Prisoners of Geography, by Tim Marshall (2015)Pages: 288, Final verdict: Must-read
How will the Western world react to North Korea's reckless nuclear tests? And why hasn't China imposed more sanctions? And what about Russia, is it still controlling Crimea? What was that all about?
Foreign correspondent to Sky News Tim Marshall has been through it all. On the ground during the Serbian war of the 90s, and having covered the most recent conflicts in Afghanistan, Libya, and Syria, his resume speaks for itself. To answer those questions and (many) more about our world, Tim's best-selling book boldly claims to show "ten maps to tell you everything you need to know about global politics".
World affairs for dummies
The word "geopolitics" might not mean much to a lot of us. Your mental depiction of it might include several middle-aged men wearing suits on a television screen debating the last news on "X" conflict. I know mine was. But it is a lot more than that, as the geographical barriers of our world - our mountains, oceans, climate, access to natural resources - have come to determine how our countries were formed, conflicts have arisen and world order as been established.
Prisoners of Geography is an expedition through 10 of the most important global powers and regions of our world. And the geopolitics for dummies kit that comes with it includes one global power (e.g USA, China, Western Europe), a map of the region and 25-35 pages of its history, current affairs and the author's view of what the future might hold.
"Geopolitics affects every country, whether at war (...) or at peace" - Tim Marshall
The past decade has been fertile in geopolitical plays of power. From the Afghanistan occupation by the US, the Arab spring to the tragic Syrian civil war, the annexation of Crimea by Russia and the increased influence of China everywhere in the world, there is a lot to choose from the menu.
As a constant reminder of the importance of the hand nature has dealt us, Tim Marshall's gives us a glimpse of the world through the eyes of:
- Russia: The biggest nation in the World and its existential threats, leading from the continuous expansion of Moscow by Ivan the Terrible in the 16th century to what keeps Vladimir Putin awake at night.
- Western Europe
- Africa: From water wars over the Nile, lack of deep water harbors, the postcolonial wars and China's rising influence, Africa is a geopolitical case study. A whole book could be dedicated to this amazing continent and its geopolitical ramifications.
- The Middle East

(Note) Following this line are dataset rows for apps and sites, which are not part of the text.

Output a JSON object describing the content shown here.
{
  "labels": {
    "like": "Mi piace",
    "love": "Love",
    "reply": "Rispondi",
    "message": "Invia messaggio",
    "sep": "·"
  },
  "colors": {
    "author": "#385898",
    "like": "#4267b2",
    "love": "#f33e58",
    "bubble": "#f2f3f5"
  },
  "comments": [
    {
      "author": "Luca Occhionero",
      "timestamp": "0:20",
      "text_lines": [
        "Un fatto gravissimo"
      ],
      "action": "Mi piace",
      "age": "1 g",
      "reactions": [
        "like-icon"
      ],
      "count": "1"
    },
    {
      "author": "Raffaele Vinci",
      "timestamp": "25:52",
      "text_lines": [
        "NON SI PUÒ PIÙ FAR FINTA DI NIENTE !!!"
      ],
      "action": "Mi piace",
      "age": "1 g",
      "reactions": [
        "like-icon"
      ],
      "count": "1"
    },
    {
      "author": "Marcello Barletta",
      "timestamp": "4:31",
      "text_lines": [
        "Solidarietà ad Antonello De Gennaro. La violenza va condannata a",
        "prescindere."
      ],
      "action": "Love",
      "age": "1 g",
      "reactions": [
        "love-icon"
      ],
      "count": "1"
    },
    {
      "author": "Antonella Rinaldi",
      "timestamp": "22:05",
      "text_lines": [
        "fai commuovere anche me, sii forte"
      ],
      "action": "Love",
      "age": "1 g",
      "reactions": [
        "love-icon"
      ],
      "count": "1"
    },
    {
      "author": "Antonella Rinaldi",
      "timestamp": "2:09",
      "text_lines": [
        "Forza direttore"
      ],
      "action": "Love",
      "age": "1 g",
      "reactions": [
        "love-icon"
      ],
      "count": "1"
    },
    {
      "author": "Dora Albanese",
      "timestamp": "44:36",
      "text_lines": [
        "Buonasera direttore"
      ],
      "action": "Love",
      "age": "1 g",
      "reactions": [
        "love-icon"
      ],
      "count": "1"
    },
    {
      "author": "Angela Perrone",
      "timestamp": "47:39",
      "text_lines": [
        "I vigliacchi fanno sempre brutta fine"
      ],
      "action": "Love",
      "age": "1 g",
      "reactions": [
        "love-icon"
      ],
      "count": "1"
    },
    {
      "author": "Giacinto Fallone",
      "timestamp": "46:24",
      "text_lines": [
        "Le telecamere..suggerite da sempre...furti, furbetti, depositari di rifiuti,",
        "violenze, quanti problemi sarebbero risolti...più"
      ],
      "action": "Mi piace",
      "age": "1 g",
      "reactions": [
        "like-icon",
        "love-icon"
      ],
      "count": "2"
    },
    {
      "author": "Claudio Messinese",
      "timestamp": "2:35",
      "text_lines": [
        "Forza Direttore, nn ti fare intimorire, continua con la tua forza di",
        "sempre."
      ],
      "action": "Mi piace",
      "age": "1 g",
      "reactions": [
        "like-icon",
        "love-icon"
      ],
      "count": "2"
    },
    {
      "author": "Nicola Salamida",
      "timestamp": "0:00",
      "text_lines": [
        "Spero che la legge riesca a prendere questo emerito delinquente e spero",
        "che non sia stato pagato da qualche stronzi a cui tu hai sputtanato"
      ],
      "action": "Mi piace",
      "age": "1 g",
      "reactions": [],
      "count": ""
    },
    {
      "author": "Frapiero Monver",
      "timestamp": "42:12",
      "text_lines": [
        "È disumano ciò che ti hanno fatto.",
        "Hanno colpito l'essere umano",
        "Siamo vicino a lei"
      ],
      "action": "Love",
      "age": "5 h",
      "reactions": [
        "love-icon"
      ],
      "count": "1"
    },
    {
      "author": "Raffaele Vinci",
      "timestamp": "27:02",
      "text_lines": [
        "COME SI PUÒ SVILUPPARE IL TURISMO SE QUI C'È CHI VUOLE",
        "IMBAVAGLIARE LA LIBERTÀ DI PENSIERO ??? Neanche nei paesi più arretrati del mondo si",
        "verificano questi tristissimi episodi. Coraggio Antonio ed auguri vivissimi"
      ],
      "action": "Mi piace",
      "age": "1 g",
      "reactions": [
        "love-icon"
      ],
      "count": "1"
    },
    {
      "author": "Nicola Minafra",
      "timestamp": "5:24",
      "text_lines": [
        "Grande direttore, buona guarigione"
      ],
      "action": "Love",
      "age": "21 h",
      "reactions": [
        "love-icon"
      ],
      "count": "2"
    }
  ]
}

- India and Pakistan: These two countries share one of the most troubled borders of our time. Stemming from the time the British fled the region and divided the territory into what is now India, Pakistan and Bangladesh (then East Pakistan), the political and military tension has always been there. China's increased investment in Pakistan's Gwadar port and the $62 billion dollars China-Pakistan Economic Corridor project to connect the two countries only adds to turmoil.
- Korea and Japan

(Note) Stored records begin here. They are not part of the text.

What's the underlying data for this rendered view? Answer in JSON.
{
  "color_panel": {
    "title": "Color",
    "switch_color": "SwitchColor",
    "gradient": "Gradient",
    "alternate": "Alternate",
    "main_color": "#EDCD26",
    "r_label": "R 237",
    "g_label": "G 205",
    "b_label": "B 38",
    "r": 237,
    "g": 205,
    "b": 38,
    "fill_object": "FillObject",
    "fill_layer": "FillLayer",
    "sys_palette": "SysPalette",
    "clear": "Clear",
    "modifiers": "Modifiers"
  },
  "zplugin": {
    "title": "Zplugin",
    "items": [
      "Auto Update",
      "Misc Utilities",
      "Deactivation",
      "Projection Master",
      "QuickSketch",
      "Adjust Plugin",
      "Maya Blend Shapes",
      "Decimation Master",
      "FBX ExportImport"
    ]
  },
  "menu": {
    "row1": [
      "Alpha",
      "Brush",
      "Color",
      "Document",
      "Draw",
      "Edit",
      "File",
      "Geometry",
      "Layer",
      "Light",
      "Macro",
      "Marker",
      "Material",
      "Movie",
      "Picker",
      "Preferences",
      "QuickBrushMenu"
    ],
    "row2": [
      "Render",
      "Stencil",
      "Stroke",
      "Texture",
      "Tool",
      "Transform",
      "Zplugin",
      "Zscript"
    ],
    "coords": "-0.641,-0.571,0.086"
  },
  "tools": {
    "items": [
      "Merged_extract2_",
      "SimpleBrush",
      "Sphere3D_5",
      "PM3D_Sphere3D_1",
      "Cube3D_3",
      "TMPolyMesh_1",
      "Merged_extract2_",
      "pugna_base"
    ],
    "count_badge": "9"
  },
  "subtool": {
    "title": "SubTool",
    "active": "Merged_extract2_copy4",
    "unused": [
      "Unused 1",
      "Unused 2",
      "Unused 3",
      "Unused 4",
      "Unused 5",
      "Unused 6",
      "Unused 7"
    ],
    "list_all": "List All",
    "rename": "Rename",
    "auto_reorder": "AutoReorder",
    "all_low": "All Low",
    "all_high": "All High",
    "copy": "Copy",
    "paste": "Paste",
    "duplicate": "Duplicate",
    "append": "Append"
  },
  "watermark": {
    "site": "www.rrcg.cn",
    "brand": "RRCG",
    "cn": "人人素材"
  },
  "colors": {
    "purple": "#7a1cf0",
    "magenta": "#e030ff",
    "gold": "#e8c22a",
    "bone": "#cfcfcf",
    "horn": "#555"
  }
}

- Latin America
- The Arctic: Particular insightful and surprising, the last chapter explores how global warming and melting of the Arctic is creating new shipping routes, the exploitation of immensely rich natural resources and the rise of new sources of conflict between the Arctic nations.
Releasing ourselves from the shackles nature has imprisoned us with is not an easy endeavor. And even though the rise of technology has allowed drones to bypass mountains and sand storms, long-range air force jets can skip the need for refueling stations and satellites can take high-quality footage from space, nature is still the prevalent factor in many of the decisions that define world order.
Prisoners of Geography is a remarkable book, a definite must-read. With little under 300 pages, it compresses the history, current affairs and potential outcomes of 10 of the most powerful regions and disputes of our world.
The book follows a compelling and coherent narrative, topped by the maps that accompany each chapter (I saw myself going back and forth between them dozens of times). As a result, with less than a handful of invested hours, I must say I have a much better perception of what moves our world leaders (all of a sudden the Crimea takeover by Russia may an "obvious" move by Russia).
Reflecting over what I read and learned, the main drawbacks of the book are the fact that it is not long enough - for example, a lot more could what have been written about the Middle East or Africa - and that we get the sense that the geopolitics angle is used to a greater extent than it should (this is biased by the fact that I am far from a geopolitics expert).
Prisoners of Geography will surely survive the test of time. For one thing is certain: the political winds change, religious ideologies might come and go, but our mountains, seas and deserts are not going anywhere. Struggles of power over Tibet, the Arctic, the South China Sea, and more are here to stay, so hold on to your copy of the book, it might come in handy.